39" x 1.25= 48.75 (I rounded to 49") x 4" wide

Sew the ruffle pieces together as in step #3 (sewing the side seams together, leaving you with 2 circle pieces), and hem the bottom of the top and bottom layers.  Place basting stitches in the top layer, and gather the fabric as explained in step #5, then remove the basting stitches

Now, place your basting stitches through the top and bottom layers.  Then attach the double ruffle to the skirt as outlined in steps 5 and 6 above.  

Option 3: Flat Band
(Sorry there are not more pictures for this one)

Step 1: Follow Step 1 to measure for the band panels.

Step 2: Cut the Fabric
*Remember to add 5/8" to both sides of the fabric measurement to make sure the band will fit properly after you seam it together.*
Cut 2 panels of fabric for the band.  Cut 1 the length of the front panel by the width you are looking for (remember to include the hem you would like, I normally add 1", as I find it easy to work with).  Cut the 2nd the length of the back panel by the width.  This is basically the same as cutting for the ruffle, except you won't need to do large amounts of math :)  For instance, given the previous skirt I would have cut a 17.75 x 4" piece and a 32.5 x 4" piece.
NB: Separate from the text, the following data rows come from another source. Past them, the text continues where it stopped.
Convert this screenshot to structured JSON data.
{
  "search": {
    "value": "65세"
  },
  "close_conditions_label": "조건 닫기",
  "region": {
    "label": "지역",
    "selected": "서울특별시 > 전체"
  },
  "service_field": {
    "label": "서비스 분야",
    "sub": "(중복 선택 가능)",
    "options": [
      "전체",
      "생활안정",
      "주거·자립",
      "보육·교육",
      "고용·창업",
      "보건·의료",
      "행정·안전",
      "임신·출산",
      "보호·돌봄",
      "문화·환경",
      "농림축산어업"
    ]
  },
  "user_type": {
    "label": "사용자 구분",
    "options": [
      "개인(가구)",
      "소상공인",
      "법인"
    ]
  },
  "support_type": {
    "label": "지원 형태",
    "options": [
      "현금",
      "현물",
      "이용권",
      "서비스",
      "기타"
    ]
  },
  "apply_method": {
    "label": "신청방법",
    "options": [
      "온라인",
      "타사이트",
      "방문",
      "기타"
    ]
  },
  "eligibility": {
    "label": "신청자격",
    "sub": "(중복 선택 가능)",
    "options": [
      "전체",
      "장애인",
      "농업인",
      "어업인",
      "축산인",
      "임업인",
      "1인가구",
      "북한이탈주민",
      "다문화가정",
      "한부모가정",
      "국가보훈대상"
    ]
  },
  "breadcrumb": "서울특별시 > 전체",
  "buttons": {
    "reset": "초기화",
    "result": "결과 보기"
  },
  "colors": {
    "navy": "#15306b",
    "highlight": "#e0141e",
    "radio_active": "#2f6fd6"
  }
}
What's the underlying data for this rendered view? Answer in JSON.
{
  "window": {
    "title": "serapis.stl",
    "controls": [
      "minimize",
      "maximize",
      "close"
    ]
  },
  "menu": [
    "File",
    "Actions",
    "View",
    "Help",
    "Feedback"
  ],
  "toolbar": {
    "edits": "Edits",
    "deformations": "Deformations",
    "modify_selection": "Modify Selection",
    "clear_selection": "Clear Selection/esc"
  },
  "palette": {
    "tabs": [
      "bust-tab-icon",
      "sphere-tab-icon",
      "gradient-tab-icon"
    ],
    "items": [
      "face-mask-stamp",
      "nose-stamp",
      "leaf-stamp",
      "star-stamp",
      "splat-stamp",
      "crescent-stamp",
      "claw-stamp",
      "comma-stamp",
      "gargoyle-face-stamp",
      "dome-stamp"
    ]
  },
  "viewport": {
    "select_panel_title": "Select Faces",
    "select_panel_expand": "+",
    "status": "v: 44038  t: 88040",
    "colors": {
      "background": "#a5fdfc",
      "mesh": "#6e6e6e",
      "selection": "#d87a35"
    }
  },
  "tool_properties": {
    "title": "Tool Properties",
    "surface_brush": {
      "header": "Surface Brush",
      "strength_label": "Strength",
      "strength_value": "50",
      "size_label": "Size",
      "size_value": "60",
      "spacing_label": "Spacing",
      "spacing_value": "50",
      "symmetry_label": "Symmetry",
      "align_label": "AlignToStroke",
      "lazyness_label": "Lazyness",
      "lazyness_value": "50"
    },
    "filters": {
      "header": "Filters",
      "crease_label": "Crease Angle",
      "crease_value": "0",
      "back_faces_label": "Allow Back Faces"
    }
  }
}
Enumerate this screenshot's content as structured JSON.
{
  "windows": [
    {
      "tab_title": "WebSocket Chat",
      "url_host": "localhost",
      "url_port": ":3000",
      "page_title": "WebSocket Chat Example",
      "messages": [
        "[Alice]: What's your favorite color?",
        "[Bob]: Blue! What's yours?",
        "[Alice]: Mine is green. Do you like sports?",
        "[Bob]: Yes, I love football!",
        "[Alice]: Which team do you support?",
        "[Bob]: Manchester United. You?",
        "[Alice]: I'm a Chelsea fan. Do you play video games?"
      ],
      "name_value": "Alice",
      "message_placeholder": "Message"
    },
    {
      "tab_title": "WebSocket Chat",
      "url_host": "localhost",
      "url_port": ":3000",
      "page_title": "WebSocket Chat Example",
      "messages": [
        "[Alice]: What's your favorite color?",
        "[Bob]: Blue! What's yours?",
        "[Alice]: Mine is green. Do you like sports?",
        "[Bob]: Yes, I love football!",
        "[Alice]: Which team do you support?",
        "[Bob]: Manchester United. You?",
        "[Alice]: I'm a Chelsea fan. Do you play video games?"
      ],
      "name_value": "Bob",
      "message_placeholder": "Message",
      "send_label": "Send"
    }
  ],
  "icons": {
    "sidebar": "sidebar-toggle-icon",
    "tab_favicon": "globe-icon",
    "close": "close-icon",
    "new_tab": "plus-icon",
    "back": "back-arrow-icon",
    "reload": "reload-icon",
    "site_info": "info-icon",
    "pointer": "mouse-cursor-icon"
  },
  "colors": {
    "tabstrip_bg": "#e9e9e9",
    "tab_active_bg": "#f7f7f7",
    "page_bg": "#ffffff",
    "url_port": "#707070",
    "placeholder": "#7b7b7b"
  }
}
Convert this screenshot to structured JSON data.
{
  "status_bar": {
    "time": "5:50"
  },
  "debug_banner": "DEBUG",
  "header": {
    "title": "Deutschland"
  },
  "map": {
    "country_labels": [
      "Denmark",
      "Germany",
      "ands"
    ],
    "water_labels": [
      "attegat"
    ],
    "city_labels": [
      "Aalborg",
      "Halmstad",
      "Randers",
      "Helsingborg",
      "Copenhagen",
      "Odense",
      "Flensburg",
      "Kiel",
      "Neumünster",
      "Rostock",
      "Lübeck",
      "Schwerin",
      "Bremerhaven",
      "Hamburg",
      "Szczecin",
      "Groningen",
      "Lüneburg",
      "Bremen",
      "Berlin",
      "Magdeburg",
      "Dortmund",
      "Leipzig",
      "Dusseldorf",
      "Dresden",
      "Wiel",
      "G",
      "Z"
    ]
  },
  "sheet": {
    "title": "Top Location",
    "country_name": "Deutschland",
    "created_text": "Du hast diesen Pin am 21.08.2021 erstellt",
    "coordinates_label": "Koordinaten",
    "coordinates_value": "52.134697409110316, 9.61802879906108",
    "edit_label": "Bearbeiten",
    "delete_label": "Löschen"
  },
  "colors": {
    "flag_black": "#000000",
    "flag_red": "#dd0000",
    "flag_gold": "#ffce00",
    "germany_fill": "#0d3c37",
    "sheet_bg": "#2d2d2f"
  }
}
 Step 3: See step 3 for option 1

Step 4: Sew the side seams of the band together.  (This is much like the ruffle, except you will not need to add in the basting stitches, as you won't be doing any gathering).  Then stitch the hem into the band.

Step 5: Place the band with the right side facing the right side of the skirt.  Stitch down with a 5/8" seam.  

Step 6: Iron band down and topstitch the band right below the seam attaching it to the skirt. 

The Finished Product

I hope you enjoyed the tutorial.  I hope to have more coming out :)  I will be altering/ updating this one as I finish more pictures to make some of these steps clearer.  (Particularly for the options I don't have lots of pictures of)  If there is something you want to see up close or if you have any questions please let me know :)